Ellicott City, Md. — One week after the Ellicott City flooding, the city’s cleanup progress is being hampered by rain that just won’t go away.
Earlier on the city’s first official cleanup day Sunday, officials announced they were scaling back access to Main Street due to rain being in the forecast. Anyone granted access was asked to keep volunteers down to 10 people maximum.
Last Sunday floodwaters swallowed up Main Street, leaving behind a wave of destruction and one person dead, just two years after a similar flooding in the historic city.
Very preliminary damage estimates for the recent Main Street flooding are at $10 million — which would be reserved just for infrastructure and not businesses, said Mark Miller, a Howard County spokesman.

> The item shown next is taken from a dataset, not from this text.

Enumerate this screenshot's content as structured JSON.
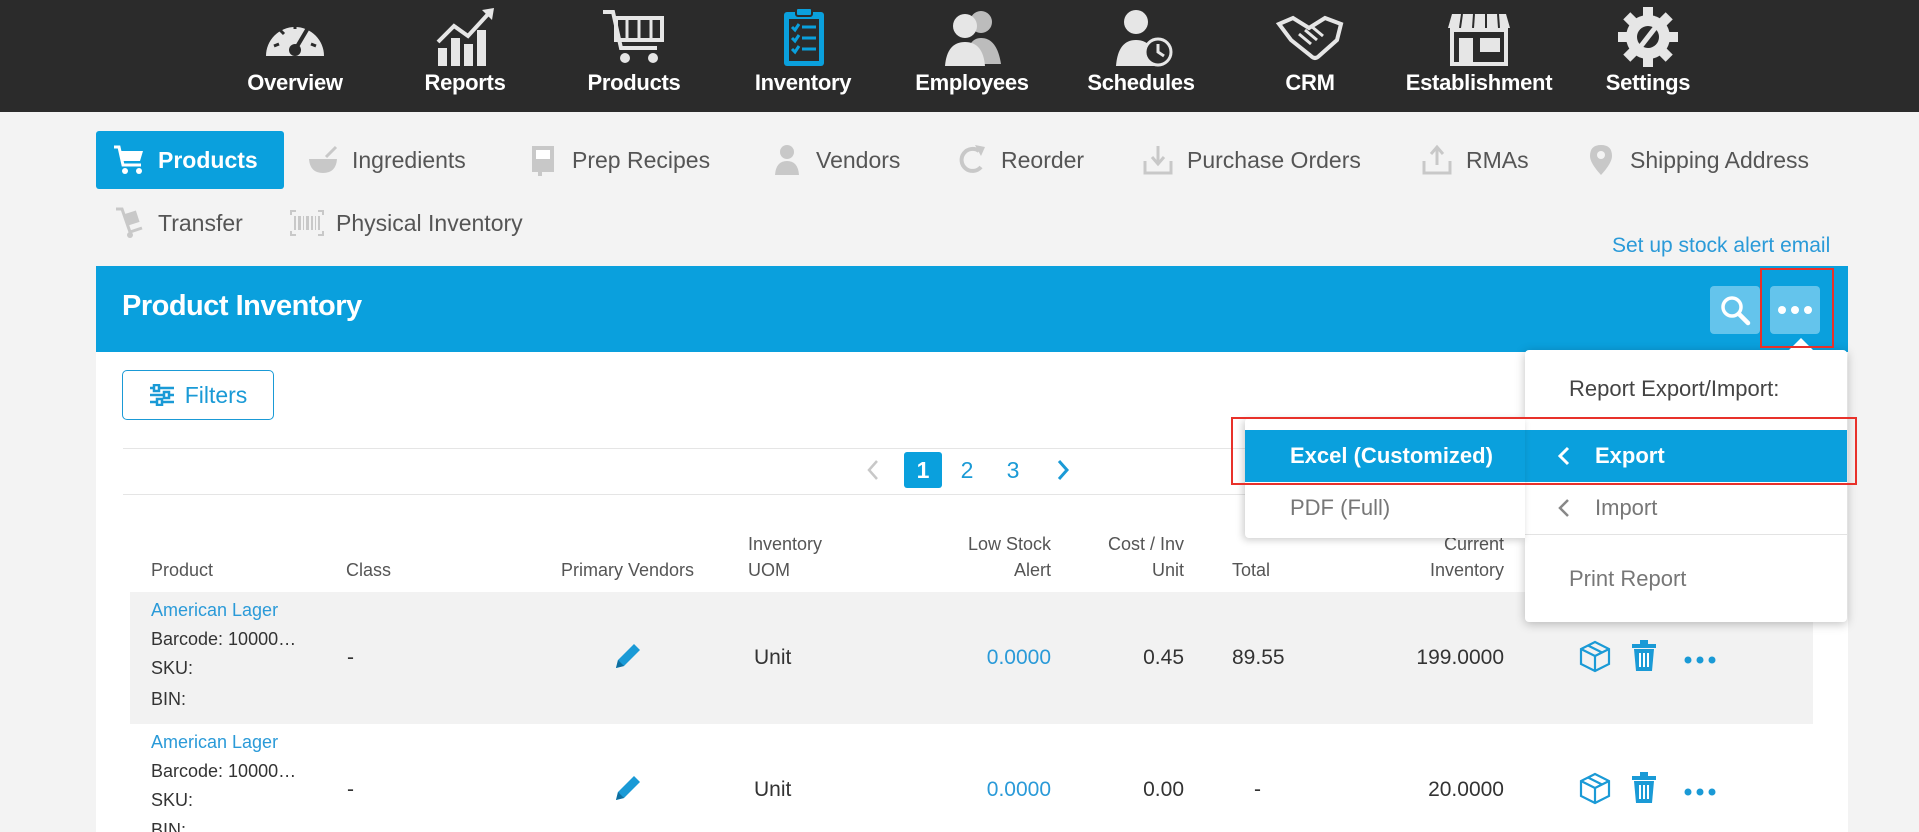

Main Street residents and business owners were supposed to have the entire day Sunday in the restricted damage areas to begin the cleanup process but rainstorms cut the day short.
“We’re doing everything we can to give the people as much time as we can allow them down on Main Street, but we have to ensure their safety first,” said Miller.

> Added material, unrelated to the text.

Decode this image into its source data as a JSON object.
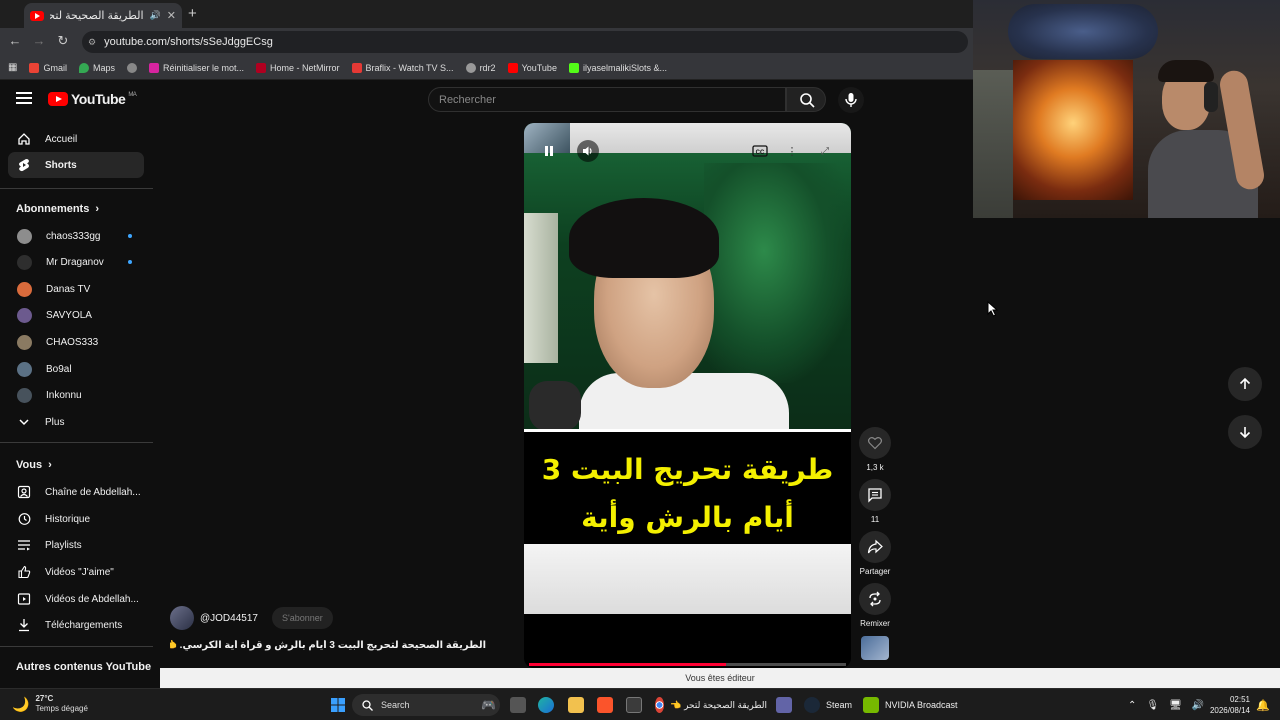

He said they were not concerned about flash flooding with Sunday’s storms, but they were concerned about lightening and about possible areal flooding.
The rainstorms kept business owners like Kay and Jon Sandler, who own a title company called Lawyers Advantage Title Group, from getting back on their feet.
Kay Sandler said their future in unknown at this point.
“We through it was a great investment when we bought [the building] five years ago. It’s a beautiful building,” she said. “But this can’t keep from happening. We thought they had fixed the problem. So we had no idea that this could happen again.”
She said before this latest flood everything was nice again and the businesses owners were doing well after rebuilding from the July 2016 floods.
“It’s really sad and the street really had just really come back,” she said.
Sad stroll down Main Street in Ellicott City one week after the flash flooding. Very preliminary damage estimates for Main Street are at $10 million. That’s just for infrastructure and not businesses. @WTOP #ECFlood #ECSTRONG pic.twitter.com/cUExR1g7Ng
— Kathy Stewart (@KStewartWTOP) June 3, 2018
Many business owners she talked to seem to say they are not going to rebuild. Her husband Jon Sandler added, “There’s an emotional toll. It’s very hard to describe.”
Rob Denzer helped with the clean up on Sunday. He was in his third floor apartment on Main Street when the flood hit.
“I couldn’t believe it was happening again. Nothing was going to stop it,” Denzer said.
Although he did not lose anything in the flood, it is still emotional since this is such a close community.
“The whole lower Main Street is like one big family,” Denzer said.
Denzer has only lived on Main Street for three years, but he has been through both floods. He is leaving Main Street since he is getting married in July and moving into a house.
He knows some of the business owners will not be rebuilding and said he doesn’t fault them for that.
“It’s hard after losing everything the first time and expecting it to never happen again, it’s unimaginable,” he said.
The owner of Bean Hollow, a coffee shop on Main Street, posted on Facebook that the store will not be rebuilding again on Main Street.
“I’d never forgive myself if anything happened to one of my staff as a result of a flood,” Owner Gretchen Shuey said.
Ever since the 2016 flood, Shuey has lived in constant fear and anxiety triggered by every rainfall and every radar image of a storm, she said. Several of her young employees were trapped in the coffee shop by the floodwaters in 2016. They all made it out safely, but she said will never get over that.
“The Bean Hollow 911 call from the flood of 2016 was described by the 911 operator as the worst of all the calls she took that night,” she said.
Bean Hollow might open up at a location in Catonsville.